UK Finance warns of heightened fraud risks during coronavirus pandemic
UK Finance is urging customers to be aware of criminals exploiting the coronavirus outbreak to commit fraud.
UK Finance says criminals will use the publicity around coronavirus as a chance to pose as a genuine organisation, including banks, police officers, government, the World Health Organisation or other health service providers.
This follows a warning from the National Cyber Security Centre that criminals are exploiting fears over the coronavirus outbreak to target victims online.
Fraudulent emails, phone calls, text messages or social media posts often claim to be able to help customers by providing a safe haven for their money, investment opportunities or even provide medical guidance. Using coronavirus as a cover story, the criminal will then attempt to get recipients to disclose personal or financial information or click on links that may contain malware which they will then use for their own fraudulent purposes.
UK Finance figures show that the banking and finance industry stopped over £1.8 billion of fraud in 2019, up 9% on the previous year. Unauthorised fraud losses fell to £825 million, down 2% compared to 2018.

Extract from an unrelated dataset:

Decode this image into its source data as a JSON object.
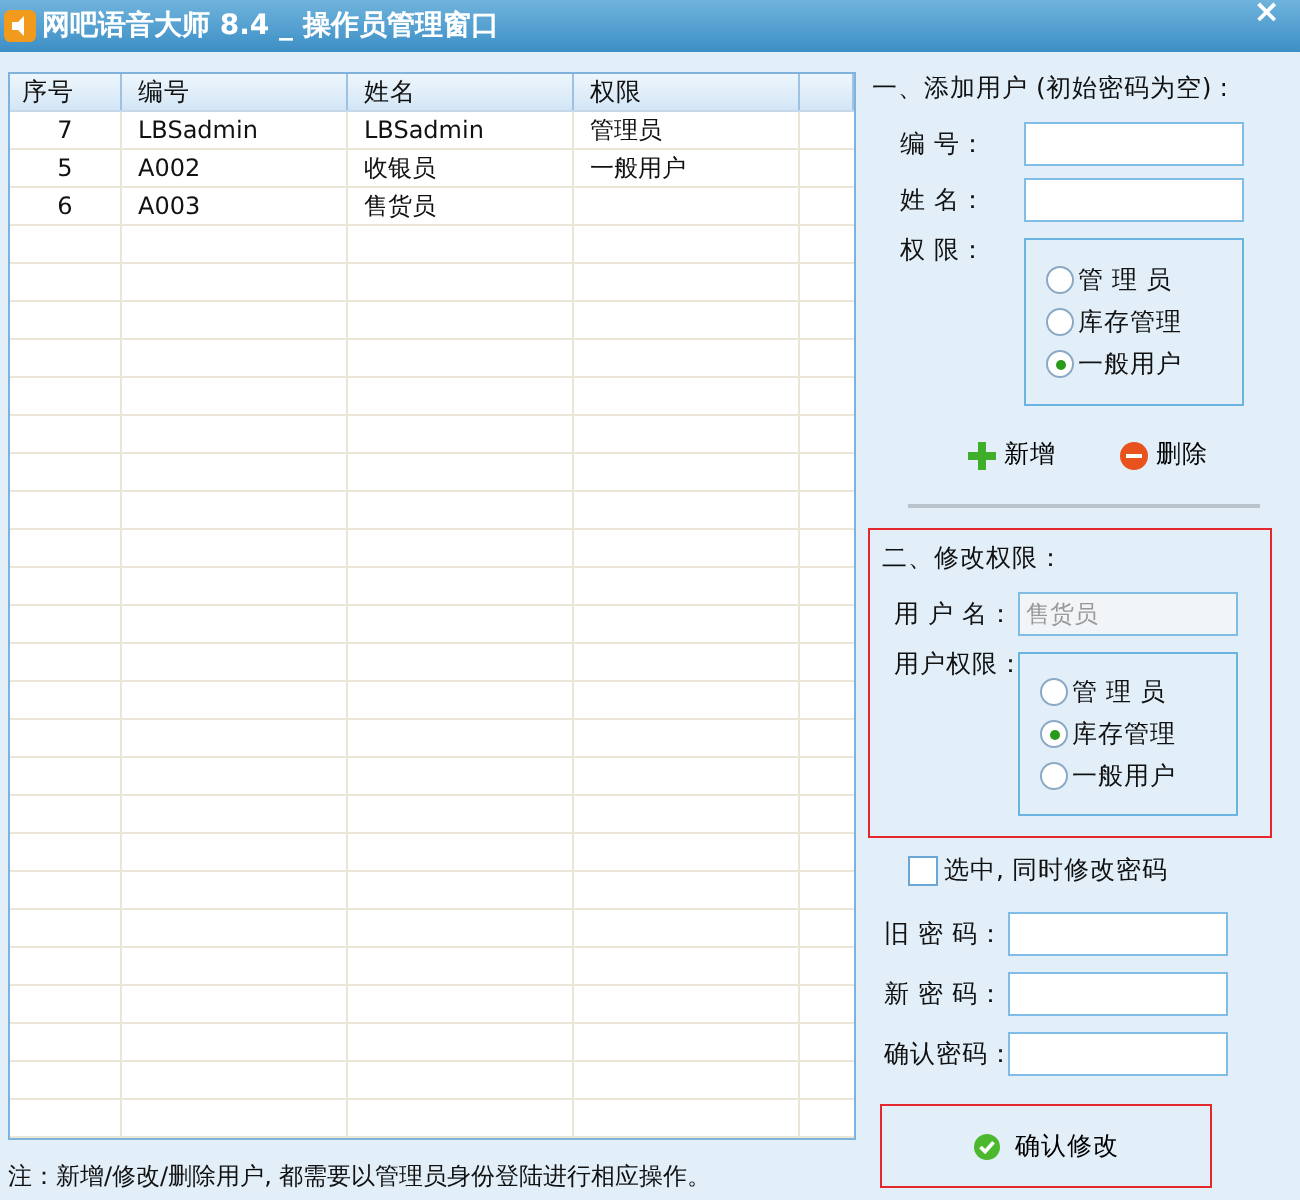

However, authorised push payment (APP) fraud losses rose to £456 million in 2019, up from £354 million in 2018, driven in part by criminals abusing online platforms to scam their victims. UK Finance is calling for cross-sector approach to tackling fraud alongside legislation to combat the abuse of online platforms by criminals.
Katy Worobec, managing director of economic crime at UK Finance, said: “The banking and finance industry is taking action on all fronts to protect its customers from fraud and crack down on the criminal gangs responsible. The introduction of the voluntary Code last May has meant more victims of authorised push payment fraud are receiving compensation, particularly in cases involving higher value losses and more sophisticated scams.
“However, criminal gangs are continuing to exploit online platforms to target customers directly and trick them into handing over their money or information. This shows why fraud and other economic crime should be included within the new regulatory framework for online harms, to ensure all sectors play their part in tackling the threat posed by fraud to our society. Only by working in partnership with the public sector and other industries can we protect innocent victims and prevent money getting into the hands of criminals.
“We would also urge the public to be vigilant against criminals using the publicity around the coronavirus as a chance to target their victims with fraudulent emails, phone calls, text messages or social media posts.”
Source: Financial Reporter